Problem to work on: The answer should consist of all the records, copied exactly.
--- Dataset Enclosed Below ---
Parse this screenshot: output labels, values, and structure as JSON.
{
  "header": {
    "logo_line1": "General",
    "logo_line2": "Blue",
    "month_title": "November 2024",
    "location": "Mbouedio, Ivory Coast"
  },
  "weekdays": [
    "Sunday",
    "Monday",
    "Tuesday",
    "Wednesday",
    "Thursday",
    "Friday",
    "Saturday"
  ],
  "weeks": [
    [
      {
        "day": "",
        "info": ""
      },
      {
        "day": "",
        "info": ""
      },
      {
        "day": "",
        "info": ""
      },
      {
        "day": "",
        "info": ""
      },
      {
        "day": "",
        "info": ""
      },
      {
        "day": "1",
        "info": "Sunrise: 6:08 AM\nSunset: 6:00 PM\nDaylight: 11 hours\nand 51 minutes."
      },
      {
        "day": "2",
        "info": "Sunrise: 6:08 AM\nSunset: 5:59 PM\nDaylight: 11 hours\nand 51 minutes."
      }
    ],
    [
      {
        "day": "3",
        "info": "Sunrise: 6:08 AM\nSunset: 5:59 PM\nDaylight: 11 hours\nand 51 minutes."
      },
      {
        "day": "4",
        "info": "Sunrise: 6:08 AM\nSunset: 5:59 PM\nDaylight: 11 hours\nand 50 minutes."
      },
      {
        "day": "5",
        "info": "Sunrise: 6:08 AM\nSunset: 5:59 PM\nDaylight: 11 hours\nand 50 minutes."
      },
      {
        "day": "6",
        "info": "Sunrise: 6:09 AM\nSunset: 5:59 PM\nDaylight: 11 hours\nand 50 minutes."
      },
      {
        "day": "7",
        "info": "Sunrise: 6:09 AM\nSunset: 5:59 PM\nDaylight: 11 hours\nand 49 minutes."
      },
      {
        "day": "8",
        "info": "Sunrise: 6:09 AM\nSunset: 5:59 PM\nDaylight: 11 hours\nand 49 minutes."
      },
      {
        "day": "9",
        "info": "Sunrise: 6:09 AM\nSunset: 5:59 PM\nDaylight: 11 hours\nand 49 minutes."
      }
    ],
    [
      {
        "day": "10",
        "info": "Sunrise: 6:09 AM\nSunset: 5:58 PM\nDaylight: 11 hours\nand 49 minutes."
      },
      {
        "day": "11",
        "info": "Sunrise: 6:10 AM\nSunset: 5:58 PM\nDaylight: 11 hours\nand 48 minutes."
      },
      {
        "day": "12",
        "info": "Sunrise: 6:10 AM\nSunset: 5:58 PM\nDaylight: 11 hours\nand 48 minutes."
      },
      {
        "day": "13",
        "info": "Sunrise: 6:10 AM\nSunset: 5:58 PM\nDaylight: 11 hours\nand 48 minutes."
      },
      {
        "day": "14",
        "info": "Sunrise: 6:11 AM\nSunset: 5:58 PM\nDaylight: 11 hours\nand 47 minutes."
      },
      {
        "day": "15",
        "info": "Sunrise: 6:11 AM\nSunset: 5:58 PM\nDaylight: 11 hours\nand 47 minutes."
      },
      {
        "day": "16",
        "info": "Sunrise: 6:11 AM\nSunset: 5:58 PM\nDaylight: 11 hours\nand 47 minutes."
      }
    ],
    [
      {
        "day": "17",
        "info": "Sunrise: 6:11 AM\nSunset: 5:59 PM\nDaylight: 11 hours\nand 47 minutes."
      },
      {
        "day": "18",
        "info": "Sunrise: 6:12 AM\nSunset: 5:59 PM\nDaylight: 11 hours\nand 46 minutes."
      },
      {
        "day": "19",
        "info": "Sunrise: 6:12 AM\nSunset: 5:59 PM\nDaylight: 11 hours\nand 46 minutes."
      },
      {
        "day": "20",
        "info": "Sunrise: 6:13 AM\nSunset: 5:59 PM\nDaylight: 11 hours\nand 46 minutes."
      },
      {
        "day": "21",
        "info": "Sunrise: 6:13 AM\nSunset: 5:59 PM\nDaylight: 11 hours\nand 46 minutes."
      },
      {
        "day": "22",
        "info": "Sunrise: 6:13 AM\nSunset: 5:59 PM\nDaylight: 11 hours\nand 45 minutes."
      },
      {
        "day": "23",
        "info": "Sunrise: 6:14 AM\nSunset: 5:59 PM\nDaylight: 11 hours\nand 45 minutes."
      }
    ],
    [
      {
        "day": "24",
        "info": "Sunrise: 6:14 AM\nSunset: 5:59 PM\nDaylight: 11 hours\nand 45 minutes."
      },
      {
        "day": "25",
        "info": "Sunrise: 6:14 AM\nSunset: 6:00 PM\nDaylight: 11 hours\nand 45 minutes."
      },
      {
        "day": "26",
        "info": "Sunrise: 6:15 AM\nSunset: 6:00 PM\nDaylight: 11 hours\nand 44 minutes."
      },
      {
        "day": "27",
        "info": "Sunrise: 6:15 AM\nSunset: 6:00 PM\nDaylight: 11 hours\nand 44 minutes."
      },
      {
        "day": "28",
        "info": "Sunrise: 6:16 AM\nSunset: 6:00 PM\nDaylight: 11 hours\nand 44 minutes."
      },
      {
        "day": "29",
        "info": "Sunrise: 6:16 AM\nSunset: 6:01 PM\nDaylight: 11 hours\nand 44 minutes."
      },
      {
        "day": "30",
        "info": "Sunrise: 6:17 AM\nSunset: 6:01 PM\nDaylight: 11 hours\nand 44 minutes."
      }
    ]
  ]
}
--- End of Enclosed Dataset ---
Task result:
Parse this screenshot: output labels, values, and structure as JSON.
{
  "header": {
    "logo_line1": "General",
    "logo_line2": "Blue",
    "month_title": "November 2024",
    "location": "Mbouedio, Ivory Coast"
  },
  "weekdays": [
    "Sunday",
    "Monday",
    "Tuesday",
    "Wednesday",
    "Thursday",
    "Friday",
    "Saturday"
  ],
  "weeks": [
    [
      {
        "day": "",
        "info": ""
      },
      {
        "day": "",
        "info": ""
      },
      {
        "day": "",
        "info": ""
      },
      {
        "day": "",
        "info": ""
      },
      {
        "day": "",
        "info": ""
      },
      {
        "day": "1",
        "info": "Sunrise: 6:08 AM\nSunset: 6:00 PM\nDaylight: 11 hours\nand 51 minutes."
      },
      {
        "day": "2",
        "info": "Sunrise: 6:08 AM\nSunset: 5:59 PM\nDaylight: 11 hours\nand 51 minutes."
      }
    ],
    [
      {
        "day": "3",
        "info": "Sunrise: 6:08 AM\nSunset: 5:59 PM\nDaylight: 11 hours\nand 51 minutes."
      },
      {
        "day": "4",
        "info": "Sunrise: 6:08 AM\nSunset: 5:59 PM\nDaylight: 11 hours\nand 50 minutes."
      },
      {
        "day": "5",
        "info": "Sunrise: 6:08 AM\nSunset: 5:59 PM\nDaylight: 11 hours\nand 50 minutes."
      },
      {
        "day": "6",
        "info": "Sunrise: 6:09 AM\nSunset: 5:59 PM\nDaylight: 11 hours\nand 50 minutes."
      },
      {
        "day": "7",
        "info": "Sunrise: 6:09 AM\nSunset: 5:59 PM\nDaylight: 11 hours\nand 49 minutes."
      },
      {
        "day": "8",
        "info": "Sunrise: 6:09 AM\nSunset: 5:59 PM\nDaylight: 11 hours\nand 49 minutes."
      },
      {
        "day": "9",
        "info": "Sunrise: 6:09 AM\nSunset: 5:59 PM\nDaylight: 11 hours\nand 49 minutes."
      }
    ],
    [
      {
        "day": "10",
        "info": "Sunrise: 6:09 AM\nSunset: 5:58 PM\nDaylight: 11 hours\nand 49 minutes."
      },
      {
        "day": "11",
        "info": "Sunrise: 6:10 AM\nSunset: 5:58 PM\nDaylight: 11 hours\nand 48 minutes."
      },
      {
        "day": "12",
        "info": "Sunrise: 6:10 AM\nSunset: 5:58 PM\nDaylight: 11 hours\nand 48 minutes."
      },
      {
        "day": "13",
        "info": "Sunrise: 6:10 AM\nSunset: 5:58 PM\nDaylight: 11 hours\nand 48 minutes."
      },
      {
        "day": "14",
        "info": "Sunrise: 6:11 AM\nSunset: 5:58 PM\nDaylight: 11 hours\nand 47 minutes."
      },
      {
        "day": "15",
        "info": "Sunrise: 6:11 AM\nSunset: 5:58 PM\nDaylight: 11 hours\nand 47 minutes."
      },
      {
        "day": "16",
        "info": "Sunrise: 6:11 AM\nSunset: 5:58 PM\nDaylight: 11 hours\nand 47 minutes."
      }
    ],
    [
      {
        "day": "17",
        "info": "Sunrise: 6:11 AM\nSunset: 5:59 PM\nDaylight: 11 hours\nand 47 minutes."
      },
      {
        "day": "18",
        "info": "Sunrise: 6:12 AM\nSunset: 5:59 PM\nDaylight: 11 hours\nand 46 minutes."
      },
      {
        "day": "19",
        "info": "Sunrise: 6:12 AM\nSunset: 5:59 PM\nDaylight: 11 hours\nand 46 minutes."
      },
      {
        "day": "20",
        "info": "Sunrise: 6:13 AM\nSunset: 5:59 PM\nDaylight: 11 hours\nand 46 minutes."
      },
      {
        "day": "21",
        "info": "Sunrise: 6:13 AM\nSunset: 5:59 PM\nDaylight: 11 hours\nand 46 minutes."
      },
      {
        "day": "22",
        "info": "Sunrise: 6:13 AM\nSunset: 5:59 PM\nDaylight: 11 hours\nand 45 minutes."
      },
      {
        "day": "23",
        "info": "Sunrise: 6:14 AM\nSunset: 5:59 PM\nDaylight: 11 hours\nand 45 minutes."
      }
    ],
    [
      {
        "day": "24",
        "info": "Sunrise: 6:14 AM\nSunset: 5:59 PM\nDaylight: 11 hours\nand 45 minutes."
      },
      {
        "day": "25",
        "info": "Sunrise: 6:14 AM\nSunset: 6:00 PM\nDaylight: 11 hours\nand 45 minutes."
      },
      {
        "day": "26",
        "info": "Sunrise: 6:15 AM\nSunset: 6:00 PM\nDaylight: 11 hours\nand 44 minutes."
      },
      {
        "day": "27",
        "info": "Sunrise: 6:15 AM\nSunset: 6:00 PM\nDaylight: 11 hours\nand 44 minutes."
      },
      {
        "day": "28",
        "info": "Sunrise: 6:16 AM\nSunset: 6:00 PM\nDaylight: 11 hours\nand 44 minutes."
      },
      {
        "day": "29",
        "info": "Sunrise: 6:16 AM\nSunset: 6:01 PM\nDaylight: 11 hours\nand 44 minutes."
      },
      {
        "day": "30",
        "info": "Sunrise: 6:17 AM\nSunset: 6:01 PM\nDaylight: 11 hours\nand 44 minutes."
      }
    ]
  ]
}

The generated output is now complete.